New, Different Approach to Med-Mal in Georgia Needs to Be Tried
Doug Wojcieszak, Founder, Sorry Works!
Sorry Works! Applauds Georgia Plan to Replace Georgia Medical Tort System
For Immediate Release
Glen Carbon, IL (Feb. 8, 2013) – Sorry Works! endorsed the “Patient Injury Act,” a proposal introduced in the Georgia Senate today to replace that state’s broken medical malpractice system with a no-blame, administrative model that will fairly compensate patients, increase patient safety and decrease the practice of defensive medicine.
The “Patient Injury Act” (PIA) would make it possible for the thousands of patients who do not receive compensation and are harmed by physicians to be compensated for their loss. It also would give physicians comfort to disclose their errors and work together to increase patient safety.
“I believe the PIA proposal will encourage doctors to communicate and be more transparent with patients and families after something goes wrong --- and that is best patient safety initiative, hands down,” said Doug Wojcieszak, Founder of Sorry Works! “I believe the PIA proposal is an approach that must be tried because when doctors own mistakes, including offering true apologies, then they are more likely to learn from errors and improve their systems and processes. Ultimately, PIA is about safety.”
A study by Emory University scholar Joanna Shepherd Bailey released last fall showed that trial attorneys rarely take cases where the compensation does not yield settlements of $500,000 or more. Patient cases take years to make their way through the courts. Under the Georgia legislation, patients would be compensated within less than a year.
“Another part of the proposal that really spoke to me is how patients with smaller or minor injuries due to error could be compensated,” added Wojcieszak.“There is no way a $50,000 case can be prosecuted by a personal injury lawyer – there is simply not enough money in the case. However, $50,000 of lost work, medical expenses, etc is huge money for most patients and families. This system provides an avenue to help these people. It needs to be tried.”
Wojcieszak is also a member of the board of Patients for Fair Compensation which is proposing the blame-free model introduced in the Georgia Senate. Under the “Patient Injury Act,” patients who have been harmed would file a claim for review by an independent panel of medical experts. If the panel deemed “avoidable harm” occurred, the claim would be forwarded to a Compensation Board to award compensation. Patients would no longer sue in court.
The plan is also expected to have a significant impact on the practice of “defensive medicine,” or when physicians order more tests than are medically necessary to keep from being sued. BioScience Valuation, a company that specializes in healthcare economics and financing, estimates that defensive medicine costs in the United States run about $270 to $650 billion annually.
The Georgia General Assembly will consider the “Patient Injury Act” this winter in its 40-day legislative session. It must adopt the proposal in the Senate and House and be signed by Gov. Nathan Deal to become law.

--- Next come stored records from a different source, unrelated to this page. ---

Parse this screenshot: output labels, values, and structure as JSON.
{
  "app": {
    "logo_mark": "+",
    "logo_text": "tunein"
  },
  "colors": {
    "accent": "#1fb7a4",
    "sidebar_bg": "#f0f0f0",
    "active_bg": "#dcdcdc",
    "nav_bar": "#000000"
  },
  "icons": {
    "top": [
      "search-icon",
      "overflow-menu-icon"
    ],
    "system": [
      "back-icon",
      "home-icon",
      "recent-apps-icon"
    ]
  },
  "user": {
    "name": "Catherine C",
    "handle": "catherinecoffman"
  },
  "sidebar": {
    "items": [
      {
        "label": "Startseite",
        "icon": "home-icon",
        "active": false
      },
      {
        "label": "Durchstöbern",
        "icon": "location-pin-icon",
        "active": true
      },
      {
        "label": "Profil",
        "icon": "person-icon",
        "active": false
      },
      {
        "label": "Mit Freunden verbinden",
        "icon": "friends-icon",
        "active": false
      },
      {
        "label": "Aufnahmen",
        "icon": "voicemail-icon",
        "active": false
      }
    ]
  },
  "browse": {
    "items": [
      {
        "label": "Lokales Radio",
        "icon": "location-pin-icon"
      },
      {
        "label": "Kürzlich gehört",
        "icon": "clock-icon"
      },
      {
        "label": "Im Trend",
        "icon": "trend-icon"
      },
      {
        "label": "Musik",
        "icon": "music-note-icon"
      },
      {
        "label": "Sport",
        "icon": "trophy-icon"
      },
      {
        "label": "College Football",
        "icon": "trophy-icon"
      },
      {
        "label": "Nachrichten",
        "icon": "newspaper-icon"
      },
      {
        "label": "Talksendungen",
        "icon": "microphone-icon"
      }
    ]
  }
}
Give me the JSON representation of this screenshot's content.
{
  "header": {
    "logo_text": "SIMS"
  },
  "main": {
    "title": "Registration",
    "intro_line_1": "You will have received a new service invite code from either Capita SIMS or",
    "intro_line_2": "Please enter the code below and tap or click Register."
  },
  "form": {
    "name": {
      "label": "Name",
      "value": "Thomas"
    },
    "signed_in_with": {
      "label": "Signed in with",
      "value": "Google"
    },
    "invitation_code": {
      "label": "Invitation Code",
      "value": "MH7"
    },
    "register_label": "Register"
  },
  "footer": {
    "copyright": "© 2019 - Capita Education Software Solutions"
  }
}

“The Patients’ Compensation System, if adopted, could become a model for the country,” Wojcieszak said. “It could give patients the protections only a few get when they successfully get to court and change our healthcare system so all of us are more comfortable when we see a doctor.”